Jim Corbett National Park
Aptly called the ‘Land of Roar and Trumpet’, this forest of fl owing rivers, blue waters and saldappled glades, was christened after the famous Colonel ‘Gentleman’ Jim Corbett. There is something absolutely magical about being in tiger and elephant country, where unexpected sights and sounds present themselves at almost every turn. Many of Jim Corbett’s enthralling tales, including the Man-eaters of Kumaon and the Maneating Leopard of Rudraprayag originated here in these famous Kumaon hills, where the shikari used to hunt wild animals, until F.W. Champion, who pioneered wildlife photography in India, taught him to appreciate living tigers.
History And Culture
India’s first National Park, Corbett is ranked as one of the bestmanaged parks in the subcontinent. It also happens to be one of the last surviving stretches of untouched sub-Himalayan wildernesses. The park lies in the undulating Shiwalik ranges,distinct from the Himalaya in that they were formed from the products of massive erosion – sand, gravel and stones – of the Himalaya.

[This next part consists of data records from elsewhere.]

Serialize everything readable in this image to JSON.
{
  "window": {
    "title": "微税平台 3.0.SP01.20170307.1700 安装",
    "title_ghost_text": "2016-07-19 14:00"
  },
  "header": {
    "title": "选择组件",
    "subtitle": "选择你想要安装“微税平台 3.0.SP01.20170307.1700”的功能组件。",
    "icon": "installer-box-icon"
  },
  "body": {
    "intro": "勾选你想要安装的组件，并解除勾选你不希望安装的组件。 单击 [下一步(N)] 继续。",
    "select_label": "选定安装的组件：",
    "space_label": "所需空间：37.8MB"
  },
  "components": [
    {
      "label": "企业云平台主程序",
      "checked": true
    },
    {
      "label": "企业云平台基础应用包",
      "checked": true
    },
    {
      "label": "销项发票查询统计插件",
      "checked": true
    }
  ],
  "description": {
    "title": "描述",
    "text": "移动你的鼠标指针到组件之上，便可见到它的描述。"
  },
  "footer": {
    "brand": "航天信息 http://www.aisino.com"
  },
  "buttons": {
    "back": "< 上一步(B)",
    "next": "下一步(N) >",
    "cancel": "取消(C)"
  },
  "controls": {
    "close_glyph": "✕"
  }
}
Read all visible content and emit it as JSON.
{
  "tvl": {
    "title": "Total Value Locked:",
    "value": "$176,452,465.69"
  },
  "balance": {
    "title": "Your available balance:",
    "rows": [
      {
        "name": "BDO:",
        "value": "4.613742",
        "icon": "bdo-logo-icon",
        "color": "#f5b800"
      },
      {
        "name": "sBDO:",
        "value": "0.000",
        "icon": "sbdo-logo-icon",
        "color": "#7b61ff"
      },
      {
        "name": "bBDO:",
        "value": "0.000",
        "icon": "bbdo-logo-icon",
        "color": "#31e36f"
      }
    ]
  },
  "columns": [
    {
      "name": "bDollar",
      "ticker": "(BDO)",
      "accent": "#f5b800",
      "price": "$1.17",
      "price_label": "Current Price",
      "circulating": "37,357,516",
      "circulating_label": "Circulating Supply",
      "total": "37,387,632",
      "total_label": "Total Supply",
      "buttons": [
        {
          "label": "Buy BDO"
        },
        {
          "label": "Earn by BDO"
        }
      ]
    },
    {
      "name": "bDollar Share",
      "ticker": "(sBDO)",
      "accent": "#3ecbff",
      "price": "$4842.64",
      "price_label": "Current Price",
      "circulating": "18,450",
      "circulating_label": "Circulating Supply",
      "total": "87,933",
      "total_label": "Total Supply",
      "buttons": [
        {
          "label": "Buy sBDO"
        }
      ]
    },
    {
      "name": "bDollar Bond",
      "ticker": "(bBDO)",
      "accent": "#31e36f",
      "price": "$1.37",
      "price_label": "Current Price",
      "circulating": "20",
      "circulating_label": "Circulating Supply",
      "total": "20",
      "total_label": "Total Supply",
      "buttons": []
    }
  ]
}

The topography is varied with hilly areas, riverine habitat, marshes, deep ravines and flat plateaux. The Ramganga river enters from the northeast and flows through most of the park till it forms the Kalagarh reservoir created by a multipurpose hydroelectric dam, the largest earthen dam in Asia. Corbett is the ultimate tiger haven, but because of its thick undergrowth and tall grass it is actually quite difficult to spot tigers. A plentiful prey base does, however, support a tiger population, variously estimated to range between 90 to 120.
Apart from the tiger, you could see as many as 50 different species of mammals. Leopards are often seen in the hilly areas and outskirts of the park, because the larger and more powerful tiger dominates the prime areas. The jungle cat and the rare fi shing cat frequent grassland and riverine areas.
Vegetation / Flora
Elephants are the dominant mammals of Corbett, but even these are dwarfed by the larger-than-life vistas.They can be seen bathing, drinking and feeding in the Ramganga River and its food-rich surrounds. Herds are seen as frequently as lone tuskers. You could chance upon them in thick vegetation or watch them from a distance from machans built over salt licks and water the park.
Relatively easily visible are chital, sambar (the largest deer in Asia) and barking deer. Wildboar may suddenly cross the jungle road as you travel. Huge males wander in sounders with females accompanied by striped and marked piglets. If startled by your presence, often takes a moment or two from their foraging to regroup and make their getaway into the undergrowth almost in single file. Large male boars can be dangerous if cornered and have been known to fatally wound tigers in battle. Bharal, goral, Himalayan tahr and serow can be seen. In the Bijrani area chances of seeing sloth bear are excellent.
Jackals come close to the Dhikala campus, where they seem to thrive on small rodents and mammals such as blacknaped hare that live in the grassy chaurs. The call of the langur is one of Corbett’s most distinctive sounds. Spread throughout the park, these monkeys can often be seen teamed up with barking deer and chital that have learned to feed on the fruit and leaves dropped by monkeys.